Caladenia drakeoides facts for kids
Quick facts for kidsHinged dragon orchid
Endangered (EPBC Act)
Drakonorchis drakeoides (Hopper & A.P.Br.) D.L.Jones & M.A.Clem.
Caladenia drakeoides, commonly known as the hinged dragon orchid is a species of orchid endemic to the south-west of Western Australia. It has a single hairy leaf and a single greenish-yellow and red flower with a hinged labellum resembling a female thynnid wasp.
Caladenia drakeoides is a terrestrial, perennial, deciduous, herb with an underground tuber and which grows as solitary plants or in clumps of up to ten plants. It has a single, pale green, broad, ground-hugging, hairy leaf, 3–6 cm (1–2 in) long and 4–12 mm (0.2–0.5 in) wide.
Usually only one greenish-yellow and red flower is borne on a stalk 18–30 cm (7–10 in) tall. The flowers are 2–3 cm (0.8–1 in) long and about 2 cm (0.8 in) wide and bear a striking resemblance to those in the genus Drakaea. The dorsal sepal is curved backwards, almost horizontally behind the flower and is 12–18 mm (0.5–0.7 in) long and 1–1.5 mm (0.04–0.06 in) wide at the base. The lateral sepals and petals are linear to lance-shaped, hang vertically and clasp the ovary. The lateral sepals are 12–18 mm (0.5–0.7 in) long and 3–4 mm (0.1–0.2 in) wide with a sudden bend one-third the distance from their outer ends. The petals are 10–14 mm (0.4–0.6 in) long and 1–1.5 mm (0.04–0.06 in) wide at the base. The labellum is greenish-yellow and red and covered with dark maroon hairs and calli. It is loosely-hinged and resembles an insect abdomen 5–6 mm (0.20–0.24 in) long, 3–4 mm (0.1–0.2 in) wide and a yellow to red head about 2 mm (0.08 in) in diameter. The false abdomen is strongly turned in towards the ovary. Flowering occurs from August to early October.

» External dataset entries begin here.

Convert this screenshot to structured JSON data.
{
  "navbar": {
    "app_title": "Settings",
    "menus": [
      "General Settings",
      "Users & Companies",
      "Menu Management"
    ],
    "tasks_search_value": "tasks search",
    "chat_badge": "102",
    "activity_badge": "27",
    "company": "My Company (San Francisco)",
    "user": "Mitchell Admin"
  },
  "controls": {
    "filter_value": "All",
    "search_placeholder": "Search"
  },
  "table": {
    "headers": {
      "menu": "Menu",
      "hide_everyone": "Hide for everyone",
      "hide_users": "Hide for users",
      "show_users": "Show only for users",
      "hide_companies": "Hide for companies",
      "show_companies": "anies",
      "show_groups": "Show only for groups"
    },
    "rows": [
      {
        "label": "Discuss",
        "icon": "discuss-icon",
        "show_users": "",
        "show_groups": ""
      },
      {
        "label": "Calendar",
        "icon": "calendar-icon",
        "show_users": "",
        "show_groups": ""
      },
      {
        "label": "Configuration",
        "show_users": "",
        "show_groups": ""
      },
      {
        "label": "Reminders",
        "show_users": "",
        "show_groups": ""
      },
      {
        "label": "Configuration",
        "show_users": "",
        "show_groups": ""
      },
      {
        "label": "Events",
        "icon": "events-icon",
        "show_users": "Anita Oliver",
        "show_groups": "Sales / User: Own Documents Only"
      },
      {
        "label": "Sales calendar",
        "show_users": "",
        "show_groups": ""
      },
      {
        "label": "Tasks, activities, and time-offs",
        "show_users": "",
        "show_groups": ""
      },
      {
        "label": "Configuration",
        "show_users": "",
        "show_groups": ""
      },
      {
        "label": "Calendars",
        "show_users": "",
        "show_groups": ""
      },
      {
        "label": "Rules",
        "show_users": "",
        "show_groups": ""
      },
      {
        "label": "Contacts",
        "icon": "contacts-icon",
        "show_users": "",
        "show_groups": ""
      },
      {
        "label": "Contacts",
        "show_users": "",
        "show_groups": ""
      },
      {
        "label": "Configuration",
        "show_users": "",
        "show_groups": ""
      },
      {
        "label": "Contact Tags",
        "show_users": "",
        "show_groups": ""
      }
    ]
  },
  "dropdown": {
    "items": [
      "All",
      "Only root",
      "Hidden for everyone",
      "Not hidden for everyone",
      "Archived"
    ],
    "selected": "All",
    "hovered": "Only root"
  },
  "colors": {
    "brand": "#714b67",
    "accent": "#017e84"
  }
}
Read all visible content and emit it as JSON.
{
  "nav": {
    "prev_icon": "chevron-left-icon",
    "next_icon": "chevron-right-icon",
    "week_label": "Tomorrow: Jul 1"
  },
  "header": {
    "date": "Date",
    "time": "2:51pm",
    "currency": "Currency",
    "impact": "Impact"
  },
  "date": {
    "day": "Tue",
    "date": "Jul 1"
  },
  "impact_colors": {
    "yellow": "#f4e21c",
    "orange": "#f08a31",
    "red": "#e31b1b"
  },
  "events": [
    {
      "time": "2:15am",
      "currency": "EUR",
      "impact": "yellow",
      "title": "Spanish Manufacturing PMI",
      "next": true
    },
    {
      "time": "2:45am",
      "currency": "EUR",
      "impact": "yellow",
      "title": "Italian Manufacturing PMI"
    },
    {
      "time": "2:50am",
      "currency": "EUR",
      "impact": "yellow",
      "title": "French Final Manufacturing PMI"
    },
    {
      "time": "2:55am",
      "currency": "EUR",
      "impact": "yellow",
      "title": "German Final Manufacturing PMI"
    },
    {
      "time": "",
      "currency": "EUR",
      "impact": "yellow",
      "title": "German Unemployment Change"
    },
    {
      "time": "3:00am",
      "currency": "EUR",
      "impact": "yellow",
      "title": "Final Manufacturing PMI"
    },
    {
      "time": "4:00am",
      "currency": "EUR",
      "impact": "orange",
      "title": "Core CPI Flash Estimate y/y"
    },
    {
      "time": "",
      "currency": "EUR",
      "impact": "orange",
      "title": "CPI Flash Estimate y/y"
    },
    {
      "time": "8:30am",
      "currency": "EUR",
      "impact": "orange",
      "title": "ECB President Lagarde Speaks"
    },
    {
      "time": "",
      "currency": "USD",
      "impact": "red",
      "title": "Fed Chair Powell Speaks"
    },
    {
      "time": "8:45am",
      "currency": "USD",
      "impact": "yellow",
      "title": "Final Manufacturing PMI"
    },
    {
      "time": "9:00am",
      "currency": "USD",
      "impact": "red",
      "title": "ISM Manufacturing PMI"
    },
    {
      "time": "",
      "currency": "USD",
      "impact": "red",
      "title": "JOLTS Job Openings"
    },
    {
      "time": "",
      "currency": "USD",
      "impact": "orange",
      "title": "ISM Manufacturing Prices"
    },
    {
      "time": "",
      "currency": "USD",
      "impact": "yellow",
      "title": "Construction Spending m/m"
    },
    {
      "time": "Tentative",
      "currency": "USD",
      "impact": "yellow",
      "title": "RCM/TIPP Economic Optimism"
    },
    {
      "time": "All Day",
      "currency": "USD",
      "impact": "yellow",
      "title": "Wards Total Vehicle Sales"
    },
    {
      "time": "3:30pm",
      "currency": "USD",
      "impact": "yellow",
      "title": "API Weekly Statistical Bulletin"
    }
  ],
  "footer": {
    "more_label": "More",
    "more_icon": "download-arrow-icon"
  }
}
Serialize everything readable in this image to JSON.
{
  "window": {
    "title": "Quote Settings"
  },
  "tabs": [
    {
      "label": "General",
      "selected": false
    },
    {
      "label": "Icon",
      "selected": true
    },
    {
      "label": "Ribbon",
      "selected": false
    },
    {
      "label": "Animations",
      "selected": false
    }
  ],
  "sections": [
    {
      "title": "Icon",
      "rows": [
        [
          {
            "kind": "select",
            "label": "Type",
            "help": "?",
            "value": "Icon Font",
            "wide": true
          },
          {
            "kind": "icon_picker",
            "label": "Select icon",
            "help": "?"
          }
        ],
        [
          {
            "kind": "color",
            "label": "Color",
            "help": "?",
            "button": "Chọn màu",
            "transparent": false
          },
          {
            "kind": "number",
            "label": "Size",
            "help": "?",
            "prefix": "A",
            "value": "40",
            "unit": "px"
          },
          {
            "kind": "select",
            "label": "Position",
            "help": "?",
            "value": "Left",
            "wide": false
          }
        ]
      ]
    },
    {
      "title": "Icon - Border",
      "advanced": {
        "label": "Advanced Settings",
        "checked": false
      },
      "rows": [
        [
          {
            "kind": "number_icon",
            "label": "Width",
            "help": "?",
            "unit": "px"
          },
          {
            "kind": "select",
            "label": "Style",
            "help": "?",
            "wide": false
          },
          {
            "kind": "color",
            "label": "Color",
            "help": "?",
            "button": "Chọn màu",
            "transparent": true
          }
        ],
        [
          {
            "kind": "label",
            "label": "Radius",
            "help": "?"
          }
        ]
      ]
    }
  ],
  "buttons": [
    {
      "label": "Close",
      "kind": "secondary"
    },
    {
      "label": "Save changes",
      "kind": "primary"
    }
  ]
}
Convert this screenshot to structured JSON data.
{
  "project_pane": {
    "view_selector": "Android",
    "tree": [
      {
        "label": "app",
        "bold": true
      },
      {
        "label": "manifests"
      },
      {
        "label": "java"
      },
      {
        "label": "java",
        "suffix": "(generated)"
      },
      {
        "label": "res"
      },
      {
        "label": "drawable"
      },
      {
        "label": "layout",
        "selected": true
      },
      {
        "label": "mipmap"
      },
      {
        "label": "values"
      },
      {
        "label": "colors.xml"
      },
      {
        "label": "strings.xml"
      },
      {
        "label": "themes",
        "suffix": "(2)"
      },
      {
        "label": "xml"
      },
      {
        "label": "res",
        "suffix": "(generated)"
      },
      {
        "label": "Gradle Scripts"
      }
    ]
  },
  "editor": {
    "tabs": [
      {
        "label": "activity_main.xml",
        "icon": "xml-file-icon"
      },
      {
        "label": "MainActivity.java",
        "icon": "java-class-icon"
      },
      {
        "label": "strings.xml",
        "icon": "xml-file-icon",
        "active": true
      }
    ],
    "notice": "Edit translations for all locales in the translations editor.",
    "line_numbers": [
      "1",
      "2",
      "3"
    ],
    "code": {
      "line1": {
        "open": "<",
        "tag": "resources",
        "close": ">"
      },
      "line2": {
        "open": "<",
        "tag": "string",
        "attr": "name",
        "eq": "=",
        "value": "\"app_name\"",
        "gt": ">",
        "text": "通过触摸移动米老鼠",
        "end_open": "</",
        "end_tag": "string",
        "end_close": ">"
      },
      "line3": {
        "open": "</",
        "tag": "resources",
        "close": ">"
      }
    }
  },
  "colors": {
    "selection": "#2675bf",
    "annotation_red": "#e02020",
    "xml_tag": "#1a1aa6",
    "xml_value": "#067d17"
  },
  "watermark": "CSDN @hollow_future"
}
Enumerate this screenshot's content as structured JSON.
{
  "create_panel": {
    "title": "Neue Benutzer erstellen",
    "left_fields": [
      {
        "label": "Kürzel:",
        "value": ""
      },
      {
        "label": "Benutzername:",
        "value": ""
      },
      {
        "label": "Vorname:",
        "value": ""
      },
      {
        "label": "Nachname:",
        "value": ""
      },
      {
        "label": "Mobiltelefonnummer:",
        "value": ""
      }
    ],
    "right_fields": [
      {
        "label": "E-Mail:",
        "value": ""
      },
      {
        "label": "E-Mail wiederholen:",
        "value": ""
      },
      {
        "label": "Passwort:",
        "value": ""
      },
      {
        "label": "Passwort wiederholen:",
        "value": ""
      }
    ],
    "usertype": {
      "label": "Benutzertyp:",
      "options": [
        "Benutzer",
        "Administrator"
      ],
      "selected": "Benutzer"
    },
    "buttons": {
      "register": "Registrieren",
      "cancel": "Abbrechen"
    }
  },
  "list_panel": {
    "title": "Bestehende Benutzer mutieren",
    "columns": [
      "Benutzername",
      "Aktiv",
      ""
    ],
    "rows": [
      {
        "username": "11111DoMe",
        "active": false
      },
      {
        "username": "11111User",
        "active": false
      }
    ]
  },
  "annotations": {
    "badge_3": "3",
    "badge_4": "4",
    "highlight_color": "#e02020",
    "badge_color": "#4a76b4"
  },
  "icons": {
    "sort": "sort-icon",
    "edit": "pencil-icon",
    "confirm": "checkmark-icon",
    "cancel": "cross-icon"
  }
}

Taxonomy and naming
Caladenia drakeoides was first formally described by Stephen Hopper and Andrew Brown in 2001 from a specimen collected by Hopper near Dalwallinu. The description was published in Nuytsia. The specific epithet (drakeoides) refers to the similarity of the flowers of this species to those in the genus Drakaea - the suffix -oides means "likeness" in Latin.
Distribution and habitat
The hinged dragon orchid grows among shrubs near salt lakes and in winter-wet areas between Bonnie Rock and Lake Moore in the Avon Wheatbelt and Geraldton Sandplains biogeographic regions.
As with orchids in the genus Drakaea, this species is pollinated by male thynnid wasps when they attempt to copulate with the flower.
Caladenia drakeoides is classified as "Threatened Flora (Declared Rare Flora — Extant)" by the Western Australian Government Department of Parks and Wildlife and it has also been listed as "Endangered" (EN) under the Australian Government Environment Protection and Biodiversity Conservation Act 1999 (EPBC Act). The main threats to the species include weed invasion and grazing by goats (Capra hircus) and sheep (Ovis aries).
Caladenia drakeoides Facts for Kids. Kiddle Encyclopedia.